7. The remaining part of the assessment year has to be considered in two periods. The first is between April 1, 1956 and September 10, 1956.During this period Article 286(2) of the Constitution before it was amended by the Constitution (Sixth Amendment) Act, 1956, was in force. That provision forbade a State legislature from taxing an inter-State sale. What an inter-State sale was within the meaning of Article 286(2) had been decided by judgments of this Court mentioned in the judgment delivered earlier today by Kapur, J. in Cement Marketing Co. Ltd. v. State of Mysore, Civil Appeal No. 255 of 1961 : 3SCR777 . As stated in that judgment it is well settled that inter-State sales contemplated by Article 286(2) were the same as those defined in Section 3(a) of the Central Sales fax Act. The sales between April 1, 1956and September 10, 1956 in which the goods moved from outside Mysore into Mysore must, therefore, be held to be inter-State sales which the respondents had no jurisdiction or power to tax.
8. It remains now to deal with the period between September 11, 1956 to January 4, 1957. During this period Article 286(2) did not exist in the Constitution and the Parliament had not formulated principles defining an inter-State sale which it was given power to do by Article 269(8) of the Constitution introduced into the Constitution by the Constitution (Sixth Amendment) Act. During this period, however, under Article 269(1)(g) and Item 92A of List I and Item 54 of List II of Schedule 7 to the Constitution the State legislature had no power to tax an inter-State sale. The question is how was an inter-State sale to be understood during this period. We think it has to be understood in its ordinary natural sense, that is to say, a sense which it conveys unaided by any other statutory provision. That is the sense in which this Court understood it in the cases mentioned in the judgment of Kapur, J. referred to in the preceding paragraph. Now applying the definition of inter-State sale mentioned in those cases, we have to hold that the sales in which goods moved from outside the State of Mysore into it under the procedure which prevailed in the present case were all inter-State sales. Therefore, the State of Mysore had no power to tax these sales either.

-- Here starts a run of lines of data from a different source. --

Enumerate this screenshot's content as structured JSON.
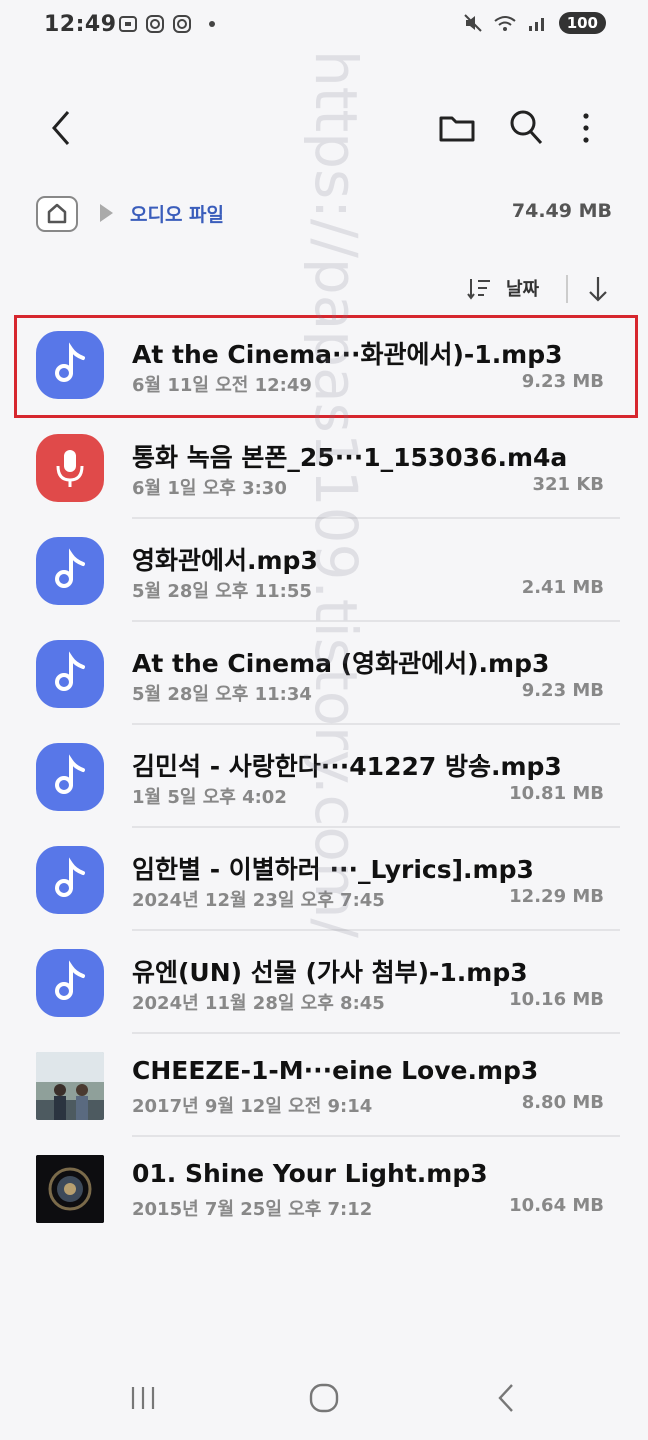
{
  "status": {
    "time": "12:49",
    "battery": "100",
    "network": "5"
  },
  "breadcrumb": {
    "folder": "오디오 파일",
    "total_size": "74.49 MB"
  },
  "sort": {
    "label": "날짜"
  },
  "files": [
    {
      "name": "At the Cinema···화관에서)-1.mp3",
      "date": "6월 11일 오전 12:49",
      "size": "9.23 MB",
      "icon": "music-note-icon",
      "selected": true
    },
    {
      "name": "통화 녹음 본폰_25···1_153036.m4a",
      "date": "6월 1일 오후 3:30",
      "size": "321 KB",
      "icon": "microphone-icon",
      "selected": false
    },
    {
      "name": "영화관에서.mp3",
      "date": "5월 28일 오후 11:55",
      "size": "2.41 MB",
      "icon": "music-note-icon",
      "selected": false
    },
    {
      "name": "At the Cinema (영화관에서).mp3",
      "date": "5월 28일 오후 11:34",
      "size": "9.23 MB",
      "icon": "music-note-icon",
      "selected": false
    },
    {
      "name": "김민석 - 사랑한다···41227 방송.mp3",
      "date": "1월 5일 오후 4:02",
      "size": "10.81 MB",
      "icon": "music-note-icon",
      "selected": false
    },
    {
      "name": "임한별 - 이별하러 ···_Lyrics].mp3",
      "date": "2024년 12월 23일 오후 7:45",
      "size": "12.29 MB",
      "icon": "music-note-icon",
      "selected": false
    },
    {
      "name": "유엔(UN)  선물 (가사 첨부)-1.mp3",
      "date": "2024년 11월 28일 오후 8:45",
      "size": "10.16 MB",
      "icon": "music-note-icon",
      "selected": false
    },
    {
      "name": "CHEEZE-1-M···eine Love.mp3",
      "date": "2017년 9월 12일 오전 9:14",
      "size": "8.80 MB",
      "icon": "album-photo-thumbnail",
      "selected": false
    },
    {
      "name": "01. Shine Your Light.mp3",
      "date": "2015년 7월 25일 오후 7:12",
      "size": "10.64 MB",
      "icon": "album-cover-thumbnail",
      "selected": false
    }
  ],
  "watermark": "https://papas1109.tistory.com/",
  "colors": {
    "audio_icon_bg": "#5877e8",
    "voice_icon_bg": "#e04a4a",
    "breadcrumb_accent": "#3a5dbb",
    "selection_border": "#d6262e"
  }
}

9. For these reasons this petition is allowed. The assessment order mentioned in the petition is quashed and we direct the issue of necessary writs restraining the respondents from levying any tax on the sales mentioned in the petition in which the goods moved from outside Mysore into Mysore. In this case also the petitioners had omitted to disclose the permits under which the sales had been made and to state expressly that the sales had been made under the permits and on the terms contained in them with the result that under the contract of sale goods had to be moved from outside Mysore into Mysore. Hence, as in the previous case, here also there will be no order for costs.